Magnificent virgin forests occur in Glacier National Park, especially on the western mountain slopes, which face the inflow of moist Pacific air. Evergreens, including various kinds of pine, spruce, fir, hemlock, and larch, predominate. Deciduous trees, including colorful quaking aspen, also grow within the park, and wildflowers are found in great variety. Only such hardy plants as mosses and lichens grow in the alpine tundra above the timberline.

Nearly every kind of large mammal native to the United States—including moose, elk, bears, cougars, mountain sheep, and white-tailed deer—roams the park. Among the 200 species of birds are golden and bald eagles ptarmigan, and osprey.

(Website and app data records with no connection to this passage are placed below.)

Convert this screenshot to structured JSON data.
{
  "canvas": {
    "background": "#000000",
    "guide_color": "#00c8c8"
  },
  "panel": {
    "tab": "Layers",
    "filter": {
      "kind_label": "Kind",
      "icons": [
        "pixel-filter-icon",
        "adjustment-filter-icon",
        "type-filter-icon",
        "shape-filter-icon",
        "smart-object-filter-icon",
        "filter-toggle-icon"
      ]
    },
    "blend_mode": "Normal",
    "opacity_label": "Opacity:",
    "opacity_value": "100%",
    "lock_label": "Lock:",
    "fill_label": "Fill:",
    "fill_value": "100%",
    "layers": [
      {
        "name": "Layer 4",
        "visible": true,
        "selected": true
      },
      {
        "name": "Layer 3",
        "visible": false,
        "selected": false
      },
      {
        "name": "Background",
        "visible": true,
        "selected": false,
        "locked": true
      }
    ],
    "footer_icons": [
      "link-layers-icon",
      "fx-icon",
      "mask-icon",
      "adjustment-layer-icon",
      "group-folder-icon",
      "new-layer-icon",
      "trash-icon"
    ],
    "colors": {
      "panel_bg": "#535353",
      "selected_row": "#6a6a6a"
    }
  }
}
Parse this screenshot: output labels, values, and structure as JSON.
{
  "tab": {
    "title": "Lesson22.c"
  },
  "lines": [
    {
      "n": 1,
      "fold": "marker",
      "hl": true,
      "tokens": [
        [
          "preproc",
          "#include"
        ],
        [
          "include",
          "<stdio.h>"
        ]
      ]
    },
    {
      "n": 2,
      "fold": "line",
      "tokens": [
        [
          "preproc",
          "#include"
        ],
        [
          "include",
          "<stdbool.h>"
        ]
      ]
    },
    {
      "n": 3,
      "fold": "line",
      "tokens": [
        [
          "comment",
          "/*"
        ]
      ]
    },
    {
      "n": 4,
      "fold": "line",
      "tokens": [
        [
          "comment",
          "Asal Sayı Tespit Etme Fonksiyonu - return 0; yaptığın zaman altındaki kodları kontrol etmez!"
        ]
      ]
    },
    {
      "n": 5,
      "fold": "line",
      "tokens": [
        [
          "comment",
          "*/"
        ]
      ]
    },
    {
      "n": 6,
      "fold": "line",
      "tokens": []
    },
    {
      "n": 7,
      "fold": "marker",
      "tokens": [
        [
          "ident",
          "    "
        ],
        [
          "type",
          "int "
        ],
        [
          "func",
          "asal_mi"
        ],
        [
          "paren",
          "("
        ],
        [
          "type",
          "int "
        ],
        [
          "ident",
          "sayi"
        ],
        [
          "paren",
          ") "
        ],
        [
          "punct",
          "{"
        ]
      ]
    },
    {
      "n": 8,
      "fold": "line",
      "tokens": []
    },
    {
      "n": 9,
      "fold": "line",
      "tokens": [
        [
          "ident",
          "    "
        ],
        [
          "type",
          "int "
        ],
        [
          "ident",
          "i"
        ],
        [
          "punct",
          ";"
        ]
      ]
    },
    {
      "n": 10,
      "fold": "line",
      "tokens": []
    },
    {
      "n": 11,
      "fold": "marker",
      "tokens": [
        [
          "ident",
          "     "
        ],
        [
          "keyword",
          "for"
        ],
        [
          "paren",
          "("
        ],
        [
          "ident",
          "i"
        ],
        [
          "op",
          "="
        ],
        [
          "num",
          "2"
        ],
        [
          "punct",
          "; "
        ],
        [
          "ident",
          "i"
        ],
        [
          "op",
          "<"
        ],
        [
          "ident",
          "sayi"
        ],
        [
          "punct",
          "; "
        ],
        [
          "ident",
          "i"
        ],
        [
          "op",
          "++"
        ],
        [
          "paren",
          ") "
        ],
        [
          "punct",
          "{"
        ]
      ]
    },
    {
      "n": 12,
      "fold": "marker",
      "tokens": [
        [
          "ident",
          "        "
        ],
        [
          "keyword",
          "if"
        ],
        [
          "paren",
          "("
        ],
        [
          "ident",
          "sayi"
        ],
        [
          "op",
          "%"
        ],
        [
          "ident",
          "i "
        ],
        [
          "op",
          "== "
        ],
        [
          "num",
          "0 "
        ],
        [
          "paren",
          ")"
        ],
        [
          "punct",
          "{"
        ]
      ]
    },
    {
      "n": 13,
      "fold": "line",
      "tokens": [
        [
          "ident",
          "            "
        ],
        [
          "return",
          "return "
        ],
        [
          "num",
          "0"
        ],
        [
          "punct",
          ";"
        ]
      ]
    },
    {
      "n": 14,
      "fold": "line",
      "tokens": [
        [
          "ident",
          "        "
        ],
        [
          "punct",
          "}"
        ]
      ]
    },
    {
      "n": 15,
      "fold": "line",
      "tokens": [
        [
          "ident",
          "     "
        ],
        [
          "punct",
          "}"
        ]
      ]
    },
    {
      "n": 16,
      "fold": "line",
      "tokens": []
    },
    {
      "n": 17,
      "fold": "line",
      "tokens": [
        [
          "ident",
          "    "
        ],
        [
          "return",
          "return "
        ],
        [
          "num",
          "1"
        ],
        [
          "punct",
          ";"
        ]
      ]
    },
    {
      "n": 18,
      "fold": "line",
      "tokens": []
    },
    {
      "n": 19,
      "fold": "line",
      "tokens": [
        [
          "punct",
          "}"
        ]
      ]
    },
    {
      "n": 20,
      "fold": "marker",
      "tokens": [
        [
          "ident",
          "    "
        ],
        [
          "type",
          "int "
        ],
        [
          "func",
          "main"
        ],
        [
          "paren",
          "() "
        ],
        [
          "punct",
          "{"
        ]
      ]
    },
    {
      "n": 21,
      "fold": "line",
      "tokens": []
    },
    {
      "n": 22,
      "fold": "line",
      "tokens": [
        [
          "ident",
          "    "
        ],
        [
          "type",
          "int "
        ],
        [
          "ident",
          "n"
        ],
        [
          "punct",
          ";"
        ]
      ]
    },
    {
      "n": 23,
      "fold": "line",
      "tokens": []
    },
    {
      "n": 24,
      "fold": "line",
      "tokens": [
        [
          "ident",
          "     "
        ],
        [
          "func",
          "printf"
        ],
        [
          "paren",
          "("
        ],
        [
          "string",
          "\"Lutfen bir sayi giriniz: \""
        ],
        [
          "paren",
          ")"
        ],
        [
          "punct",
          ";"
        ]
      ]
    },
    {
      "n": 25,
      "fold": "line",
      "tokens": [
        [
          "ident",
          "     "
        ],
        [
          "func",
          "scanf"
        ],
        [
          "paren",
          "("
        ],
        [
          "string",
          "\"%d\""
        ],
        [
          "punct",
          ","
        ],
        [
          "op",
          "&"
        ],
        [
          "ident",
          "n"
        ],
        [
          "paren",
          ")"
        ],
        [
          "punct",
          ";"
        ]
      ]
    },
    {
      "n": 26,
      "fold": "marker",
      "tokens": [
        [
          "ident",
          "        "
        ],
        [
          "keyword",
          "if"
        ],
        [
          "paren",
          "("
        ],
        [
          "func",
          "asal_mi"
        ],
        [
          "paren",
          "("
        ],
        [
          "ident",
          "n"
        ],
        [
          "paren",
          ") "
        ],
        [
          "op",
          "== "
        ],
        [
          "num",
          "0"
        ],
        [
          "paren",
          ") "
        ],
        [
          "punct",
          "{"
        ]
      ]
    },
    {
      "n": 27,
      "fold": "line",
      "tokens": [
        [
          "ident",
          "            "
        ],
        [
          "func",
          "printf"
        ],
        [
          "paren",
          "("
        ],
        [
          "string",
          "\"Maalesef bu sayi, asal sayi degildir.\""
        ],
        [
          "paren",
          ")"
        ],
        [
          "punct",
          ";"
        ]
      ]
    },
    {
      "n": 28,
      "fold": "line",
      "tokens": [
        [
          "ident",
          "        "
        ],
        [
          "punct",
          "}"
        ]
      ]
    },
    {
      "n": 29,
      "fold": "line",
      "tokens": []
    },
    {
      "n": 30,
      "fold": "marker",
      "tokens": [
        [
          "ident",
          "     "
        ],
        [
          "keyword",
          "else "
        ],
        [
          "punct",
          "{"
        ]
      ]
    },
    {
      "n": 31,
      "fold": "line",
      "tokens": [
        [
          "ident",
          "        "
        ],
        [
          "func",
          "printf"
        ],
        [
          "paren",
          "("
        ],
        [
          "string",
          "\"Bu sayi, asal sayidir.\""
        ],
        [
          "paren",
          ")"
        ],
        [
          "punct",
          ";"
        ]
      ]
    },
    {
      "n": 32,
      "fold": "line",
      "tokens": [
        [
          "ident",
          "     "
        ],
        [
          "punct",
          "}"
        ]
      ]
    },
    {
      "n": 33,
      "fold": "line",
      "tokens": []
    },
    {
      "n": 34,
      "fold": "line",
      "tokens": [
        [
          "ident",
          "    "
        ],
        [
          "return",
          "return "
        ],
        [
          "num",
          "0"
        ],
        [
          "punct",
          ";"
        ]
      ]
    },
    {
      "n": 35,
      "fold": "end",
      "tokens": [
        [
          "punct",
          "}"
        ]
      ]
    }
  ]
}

The park season is usually June 15 to September 15. Visitors may drive through the park on Going-to-the-Sun Road, which runs between West Glacier and St. Mary, Montana, crossing the Continental Divide at Logan Pass at about 6,650 feet (2,027 m) above sea level. Within the park are numerous hotels, motels, campsites, and trailside chalets. There are more than 700 miles (1,130 km) of trails for horseback riding and hiking.

Glacier National Park was established in 1910. In 1932 it was united with the adjoining Waterton Lakes National Park in Alberta, Canada, to form Waterton-Glacier International Peace Park.